Controversy over arrests of Loughinisland journalists escalates

Dispute between the NI Police Ombudsman and Durham Constabulary has deepened

The dispute between the Northern Ireland Police Ombudsman and Durham Constabulary over the events surrounding the arrests in August of two Belfast journalists has deepened significantly.

Despite claims to the contrary from Durham, ombudsman Michael Maguire insisted his office had not made a complaint that documents featuring in a documentary about the 1994 Loughinisland massacre had been stolen from it.

The documentary No Stone Unturned was released in 2017: “We stand very much behind the statement we issued to The Irish Times – we did not report a theft,” a spokesman for the ombudsman said.

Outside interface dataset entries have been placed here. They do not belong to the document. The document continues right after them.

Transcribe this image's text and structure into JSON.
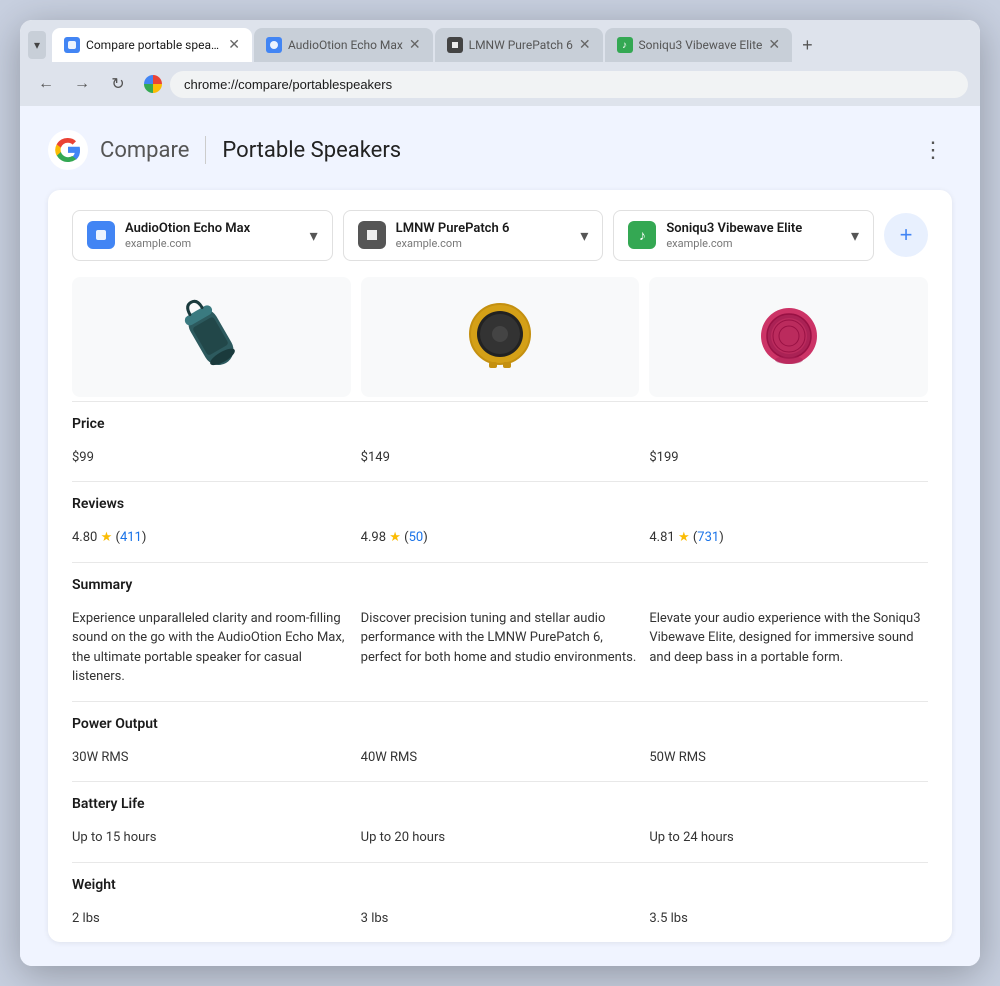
{
  "browser": {
    "tabs": [
      {
        "id": "tab1",
        "label": "Compare portable speaker",
        "icon": "🔵",
        "iconStyle": "blue",
        "active": true
      },
      {
        "id": "tab2",
        "label": "AudioOtion Echo Max",
        "icon": "🔵",
        "iconStyle": "blue",
        "active": false
      },
      {
        "id": "tab3",
        "label": "LMNW PurePatch 6",
        "icon": "⬛",
        "iconStyle": "dark",
        "active": false
      },
      {
        "id": "tab4",
        "label": "Soniqu3 Vibewave Elite",
        "icon": "🎵",
        "iconStyle": "green",
        "active": false
      }
    ],
    "url": "chrome://compare/portablespeakers",
    "new_tab_label": "+"
  },
  "page": {
    "logo_alt": "Google",
    "compare_label": "Compare",
    "title": "Portable Speakers",
    "more_icon": "⋮"
  },
  "products": [
    {
      "id": "p1",
      "name": "AudioOtion Echo Max",
      "domain": "example.com",
      "icon_style": "blue",
      "price": "$99",
      "rating": "4.80",
      "review_count": "411",
      "summary": "Experience unparalleled clarity and room-filling sound on the go with the AudioOtion Echo Max, the ultimate portable speaker for casual listeners.",
      "power_output": "30W RMS",
      "battery_life": "Up to 15 hours",
      "weight": "2 lbs"
    },
    {
      "id": "p2",
      "name": "LMNW PurePatch 6",
      "domain": "example.com",
      "icon_style": "gray",
      "price": "$149",
      "rating": "4.98",
      "review_count": "50",
      "summary": "Discover precision tuning and stellar audio performance with the LMNW PurePatch 6, perfect for both home and studio environments.",
      "power_output": "40W RMS",
      "battery_life": "Up to 20 hours",
      "weight": "3 lbs"
    },
    {
      "id": "p3",
      "name": "Soniqu3 Vibewave Elite",
      "domain": "example.com",
      "icon_style": "green",
      "price": "$199",
      "rating": "4.81",
      "review_count": "731",
      "summary": "Elevate your audio experience with the Soniqu3 Vibewave Elite, designed for immersive sound and deep bass in a portable form.",
      "power_output": "50W RMS",
      "battery_life": "Up to 24 hours",
      "weight": "3.5 lbs"
    }
  ],
  "labels": {
    "price": "Price",
    "reviews": "Reviews",
    "summary": "Summary",
    "power_output": "Power Output",
    "battery_life": "Battery Life",
    "weight": "Weight",
    "add": "+"
  }
}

However, questioned on foot of the ombudsman's denial, Durham's chief investigator, Darren Ellis, stood by the previous denial issued by Durham Constabulary's chief constable, Mike Barton.


It had been clear “from the start that its investigation centred upon “theft, unauthorised disclosure and other linked offences which arise from [ombudsman’s office] reporting the inclusion of secret documents in a documentary”.

Durham maintains that the PSNI subsequently received a written statement of complaint about the theft from a senior officer of the ombudsman’s office. This is absolutely disputed by the Ombudsman’s office.

Bail conditions

On foot of these complaints, according to Durham Constabulary, it was called in to investigate by the PSNI. Journalists Barry McCaffrey and Trevor Birney were arrested and their homes and offices searched on August 31st this year.

They were not charged but are subject to bail conditions and are to report for further questioning at the end of this month.

The escalating controversy, first reported in The Irish Times on Wednesday, arises over documents used by the film-makers that contain information that appears to originate in the ombudsman’s office. Lawyers acting for the journalists are now seeking to have their arrests declared illegal. The PSNI has declined to comment, citing ongoing legal proceedings.

Emma Rogan, whose father, Adrian, was one of the six men murdered by the UVF at Loughinisland in 1994, said the families were angry that police were placing such emphasis on the documents.

“Do the PSNI and Durham not realise that six people were wiped off the face of the earth, and that this film, along with Dr Maguire’s report, contained information that could help them to catch the murderers?” she said. “We have been down a long dark road to get some truth and justice. We are still traumatised.”

Susan McKay

Susan McKay, a contributor to The Irish Times, is a journalist and author. Her books include Northern Protestants: On Shifting Ground